I now see that I was wrong on both counts, and that we are dealing with two distinct things: “disordered eating” and “eating disorder.” I find it very helpful to distinguish between them. I wish more people did. If we all understood the difference the public might take more care with our own habits, and have more compassion for those with eating disorders.
I know lots of disordered eaters. They go on new diets every few months or adopt particular miracle foods as “the answer” to their health, weight, and mood problems. They believe certain foods are “bad” and others are “good.” They feel good about, even evangelic about, certain approaches to food – like veganism or low-carb or Mediterranean ingredients. I know people whose disordered eating leaves them temporarily ill or permanently unwell. There are the under-eaters, the selective eaters, the over-eaters, and the erratic eaters. Just as there are many ways to eat normally, there are an infinite variety of disordered eating patterns as well.

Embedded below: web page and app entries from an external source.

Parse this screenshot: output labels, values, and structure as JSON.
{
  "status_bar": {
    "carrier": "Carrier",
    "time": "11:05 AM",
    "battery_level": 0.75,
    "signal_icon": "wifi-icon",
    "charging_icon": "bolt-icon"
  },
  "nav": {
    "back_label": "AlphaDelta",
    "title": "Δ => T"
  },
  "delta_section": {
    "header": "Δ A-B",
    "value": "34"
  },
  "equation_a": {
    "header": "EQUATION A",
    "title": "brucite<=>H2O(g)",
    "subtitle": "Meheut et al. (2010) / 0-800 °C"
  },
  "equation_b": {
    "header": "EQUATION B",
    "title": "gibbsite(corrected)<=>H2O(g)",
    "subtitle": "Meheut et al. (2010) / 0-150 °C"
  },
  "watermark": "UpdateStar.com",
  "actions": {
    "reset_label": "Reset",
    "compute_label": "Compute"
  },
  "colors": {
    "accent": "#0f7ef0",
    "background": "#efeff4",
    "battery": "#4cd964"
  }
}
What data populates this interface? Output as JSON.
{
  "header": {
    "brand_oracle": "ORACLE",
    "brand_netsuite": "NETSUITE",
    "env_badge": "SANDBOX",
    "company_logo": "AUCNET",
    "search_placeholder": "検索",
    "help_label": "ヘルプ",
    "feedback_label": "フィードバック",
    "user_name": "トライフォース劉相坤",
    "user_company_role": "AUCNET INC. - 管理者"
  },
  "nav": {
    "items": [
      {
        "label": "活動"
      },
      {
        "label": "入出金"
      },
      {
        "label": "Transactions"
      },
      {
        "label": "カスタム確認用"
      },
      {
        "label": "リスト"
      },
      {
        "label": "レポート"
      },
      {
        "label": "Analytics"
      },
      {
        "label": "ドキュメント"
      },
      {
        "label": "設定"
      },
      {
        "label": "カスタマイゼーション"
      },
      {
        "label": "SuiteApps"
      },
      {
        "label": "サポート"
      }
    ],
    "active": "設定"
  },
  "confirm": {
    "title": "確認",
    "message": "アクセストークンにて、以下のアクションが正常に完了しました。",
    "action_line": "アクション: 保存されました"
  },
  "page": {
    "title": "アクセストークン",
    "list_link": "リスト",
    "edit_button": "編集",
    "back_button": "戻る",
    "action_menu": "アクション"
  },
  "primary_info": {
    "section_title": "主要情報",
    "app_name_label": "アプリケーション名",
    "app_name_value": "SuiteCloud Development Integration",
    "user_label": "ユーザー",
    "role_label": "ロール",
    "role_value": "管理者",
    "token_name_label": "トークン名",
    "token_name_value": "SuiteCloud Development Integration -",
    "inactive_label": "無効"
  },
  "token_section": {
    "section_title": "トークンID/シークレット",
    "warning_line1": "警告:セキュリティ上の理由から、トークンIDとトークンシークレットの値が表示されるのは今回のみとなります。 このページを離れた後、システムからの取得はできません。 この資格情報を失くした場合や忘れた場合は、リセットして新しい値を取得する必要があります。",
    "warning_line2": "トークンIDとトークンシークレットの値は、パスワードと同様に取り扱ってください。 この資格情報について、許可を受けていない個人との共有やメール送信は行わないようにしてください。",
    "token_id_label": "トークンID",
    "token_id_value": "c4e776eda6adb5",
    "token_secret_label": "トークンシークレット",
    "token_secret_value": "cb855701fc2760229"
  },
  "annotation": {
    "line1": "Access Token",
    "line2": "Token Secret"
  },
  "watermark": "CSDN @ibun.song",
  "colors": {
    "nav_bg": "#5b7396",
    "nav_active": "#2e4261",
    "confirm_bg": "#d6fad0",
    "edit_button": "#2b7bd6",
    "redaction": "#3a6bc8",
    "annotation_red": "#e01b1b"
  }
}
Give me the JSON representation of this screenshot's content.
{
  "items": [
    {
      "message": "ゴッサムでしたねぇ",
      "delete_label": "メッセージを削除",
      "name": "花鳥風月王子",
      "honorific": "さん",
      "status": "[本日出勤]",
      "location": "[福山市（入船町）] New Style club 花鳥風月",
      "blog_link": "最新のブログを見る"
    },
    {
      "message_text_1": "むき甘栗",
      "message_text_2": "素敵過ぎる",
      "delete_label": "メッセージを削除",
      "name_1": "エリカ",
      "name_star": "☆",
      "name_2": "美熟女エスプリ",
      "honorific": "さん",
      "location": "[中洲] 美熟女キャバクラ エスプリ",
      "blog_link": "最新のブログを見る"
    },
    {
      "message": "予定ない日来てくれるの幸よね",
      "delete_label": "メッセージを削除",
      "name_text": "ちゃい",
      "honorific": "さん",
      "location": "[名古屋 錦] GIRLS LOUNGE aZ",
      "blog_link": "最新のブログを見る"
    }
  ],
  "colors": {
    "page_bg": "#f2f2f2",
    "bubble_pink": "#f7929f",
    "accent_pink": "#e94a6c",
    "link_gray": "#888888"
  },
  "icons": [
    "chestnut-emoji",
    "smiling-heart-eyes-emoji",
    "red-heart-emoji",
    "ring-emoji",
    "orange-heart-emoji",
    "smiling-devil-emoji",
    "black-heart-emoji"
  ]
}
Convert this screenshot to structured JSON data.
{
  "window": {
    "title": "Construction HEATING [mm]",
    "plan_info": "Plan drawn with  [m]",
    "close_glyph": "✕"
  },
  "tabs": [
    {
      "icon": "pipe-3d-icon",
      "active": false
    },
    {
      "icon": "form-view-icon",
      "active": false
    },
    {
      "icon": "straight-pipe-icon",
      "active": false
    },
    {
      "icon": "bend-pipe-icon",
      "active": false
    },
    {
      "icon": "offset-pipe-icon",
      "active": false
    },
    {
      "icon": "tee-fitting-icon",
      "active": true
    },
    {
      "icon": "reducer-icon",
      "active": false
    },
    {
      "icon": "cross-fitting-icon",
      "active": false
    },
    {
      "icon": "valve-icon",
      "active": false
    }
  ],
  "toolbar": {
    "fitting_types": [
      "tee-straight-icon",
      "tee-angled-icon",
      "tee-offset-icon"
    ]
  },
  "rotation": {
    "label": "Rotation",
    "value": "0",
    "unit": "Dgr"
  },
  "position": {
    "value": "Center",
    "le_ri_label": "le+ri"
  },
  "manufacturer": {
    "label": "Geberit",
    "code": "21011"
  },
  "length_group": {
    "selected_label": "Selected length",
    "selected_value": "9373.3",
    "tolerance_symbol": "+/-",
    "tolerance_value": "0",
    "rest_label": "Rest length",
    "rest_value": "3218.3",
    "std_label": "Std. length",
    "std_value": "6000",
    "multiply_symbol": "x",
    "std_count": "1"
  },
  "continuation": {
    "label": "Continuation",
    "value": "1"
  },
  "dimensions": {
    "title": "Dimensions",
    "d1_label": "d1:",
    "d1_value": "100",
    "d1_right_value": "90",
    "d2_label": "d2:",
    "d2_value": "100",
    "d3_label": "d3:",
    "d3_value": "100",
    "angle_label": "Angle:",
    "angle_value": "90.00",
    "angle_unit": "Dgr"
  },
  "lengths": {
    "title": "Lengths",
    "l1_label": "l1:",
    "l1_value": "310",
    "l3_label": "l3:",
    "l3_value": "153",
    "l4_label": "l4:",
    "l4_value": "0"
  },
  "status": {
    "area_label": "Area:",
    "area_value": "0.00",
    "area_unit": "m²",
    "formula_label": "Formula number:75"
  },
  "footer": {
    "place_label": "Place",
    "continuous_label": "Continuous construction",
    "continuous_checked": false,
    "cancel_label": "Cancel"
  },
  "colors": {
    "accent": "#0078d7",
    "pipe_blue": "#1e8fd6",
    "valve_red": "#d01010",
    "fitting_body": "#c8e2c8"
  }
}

But an eating disorder is different, and not just because you can fit into a diagnostic category. When I use the term “eating disorder,” I mean a mental illness. A brain problem that creates obsessive thoughts and compulsive behaviors around food and the body. While anyone can become a disordered eater, people with an eating disorder aren’t making a choice. Eating disorders are not under the control of one’s conscious logical process. A person with an eating disorder may understand very well what they are doing is unhealthy, illogical, harmful, and self-harming but insight doesn’t lead to recovery or even to seeking help. The illness isn’t coming from outside cues, but from internal ones.
Disordered eating can respond to logic when the person is mentally well. In fact most people who eat in a disordered way can’t keep it up: their bodies and brains protect them by making it harder and harder to continue those patterns. Dieters almost always stop dieting. Weird food regimes are generally abandoned for other weird food regimes. But people with anorexia and bulimia and binge eating and other eating disorders continue to suffer both mentally and physically even as the illness eats THEM alive – and even when they have stopped their disordered eating.
Disordered eating hurts the body and confuses the brain, but an eating disorder is a problem with brain function.
I believe disordered eaters need help to change their thinking and behaviors, but not the same help as needed with an eating disorder. I think we all, as a society, need to stop encouraging and normalizing disordered eating.
But eating disorder patients need more than information. Anorexia and bulimia and their variants are life-threatening mental illness that require evidence-based comprehensive treatment. Although the disordered eating patterns around us may mask or even trigger eating disorders, we can’t afford to treat them the same way. That’s what we’ve been doing, and it does not work well. Not for disordered eaters, and not for those with eating disorders.